Therefore, the clinicians concluded that the brain must be re-trained and re-wired to obtain sustained accountability. As a result, they created the Connection Program, which was modeled after a licensed professional program and gave patients the ability to document their sobriety using Soberlink. Since 2015, the program has been successful in pairing monitoring with a recovery coaching campaign. Since its fruition, over 700 individuals have graduated from the program and maintained sobriety. Some clients monitored for as long as three years.
Hired Power is a group that relies on Telehealth to “promote independence and empower their clients who suffer from AUD.” Telehealth uses electronic technology to support remote healthcare, similar to Soberlink. Hired Power’s decision to implement digital support came after difficulty determining whether a drinking event took place because lab results take several days to process.
Soberlink is one of the devices that fall under this digital support umbrella, allowing for real-time results instead of having to wait several days for them to return. Exchanging lab tests for Soberlink, Hired Power reported that they were able to connect with patients across the country, and help “clients stay more engaged with their recovery.”
Aware Recovery Care (ARC) provides in-home care for individuals who have been recovering from AUD for over a year. The treatment center employs licensed therapists, certified recovery advisors, family wellness liaisons, and addiction psychiatrists to regularly meet with their clients and set up a home environment conducive to sober living.
Recognizing that consistency and structure are essential in recovery, ARC decided to implement Soberlink as their go-to remote alcohol monitoring device. A natural fit, Soberlink supports the center’s ‘in-home model,’ allowing patients to establish consistent and transparent results directly from home. The therapists working with ARC could then monitor the results that Soberlink provided. Five years later, the first five clients ARC took on had all maintained their abstinence, along with over 145 other clients.
It’s easy to assess the vast benefits of remote alcohol monitoring when they are presented using statistics and case studies. However, each number represents the recovery of a real person, most of whom have found success using Soberlink.
“I went through treatment twice, and still relapsed. I really needed something to hold me accountable and NOT allow me to somehow manipulate my way out of it. I initially offered to use Soberlink on my own to help show I was sober to my children’s father, and my friends/family. But it wasn’t until I handed my account control over to my counselor and a family member, that I truly started to get better,” one Soberlink user tells their story.

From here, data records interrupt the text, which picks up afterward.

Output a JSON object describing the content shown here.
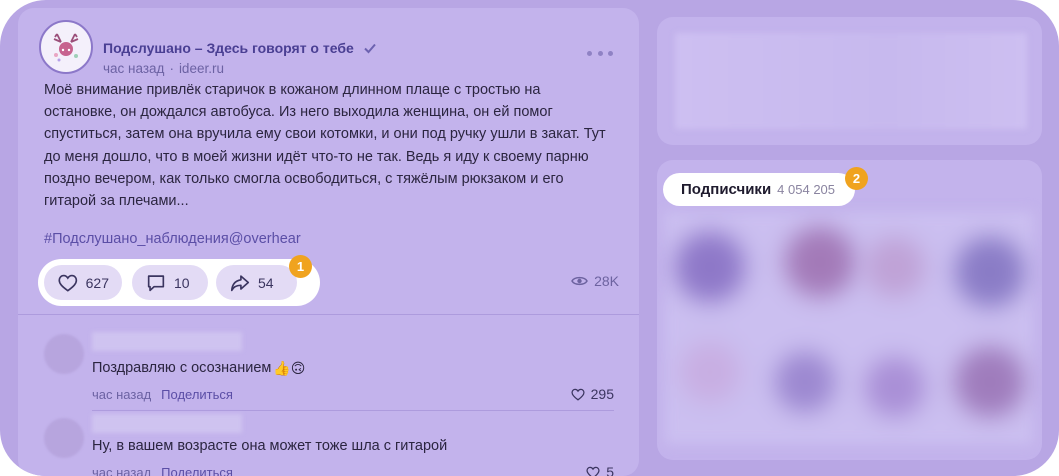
{
  "post": {
    "group_name": "Подслушано – Здесь говорят о тебе",
    "time": "час назад",
    "source": "ideer.ru",
    "text": "Моё внимание привлёк старичок в кожаном длинном плаще с тростью на остановке, он дождался автобуса. Из него выходила женщина, он ей помог спуститься, затем она вручила ему свои котомки, и они под ручку ушли в закат. Тут до меня дошло, что в моей жизни идёт что-то не так. Ведь я иду к своему парню поздно вечером, как только смогла освободиться, с тяжёлым рюкзаком и его гитарой за плечами...",
    "hashtag": "#Подслушано_наблюдения@overhear",
    "likes": "627",
    "comments": "10",
    "shares": "54",
    "views": "28K",
    "badge": "1"
  },
  "comments": [
    {
      "text": "Поздравляю с осознанием",
      "emoji": "👍🙃",
      "time": "час назад",
      "share_label": "Поделиться",
      "likes": "295"
    },
    {
      "text": "Ну, в вашем возрасте она может тоже шла с гитарой",
      "time": "час назад",
      "share_label": "Поделиться",
      "likes": "5"
    }
  ],
  "sidebar": {
    "subscribers_label": "Подписчики",
    "subscribers_count": "4 054 205",
    "badge": "2"
  },
  "colors": {
    "background": "#b8a6e4",
    "card": "#c3b3ec",
    "accent": "#4a3f93",
    "badge": "#f0a31f"
  }
}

“If I were to drink, I would get caught,” they continue. “I can honestly say that I would not be sober, surrounded by my beautiful kids, living an incredible life if it weren’t for Soberlink…I recommend it if you really want to be sober. It’s hard to give up control to someone else, but for me, it’s what I needed, and it was a lot easier than being in active addiction and trying to do it on my own,” says another user.
Reading about the positive impact alcohol monitoring can have on the recovery process could be the encouragement a patient needs to take the next step toward reclaiming control of their life. It’s time to finally explore a supplemental treatment plan that showcases success time and time again. Learn more about the technology-assisted care that Soberlink offers and see how your recovery journey evolves.
Soberlink supports accountability for sobriety through a comprehensive alcohol monitoring system. Combining a breathalyzer with wireless connectivity, the portable design and technology includes facial recognition, tamper detection and real-time reporting. Soberlink proves sobriety with reliability to foster trust and peace of mind.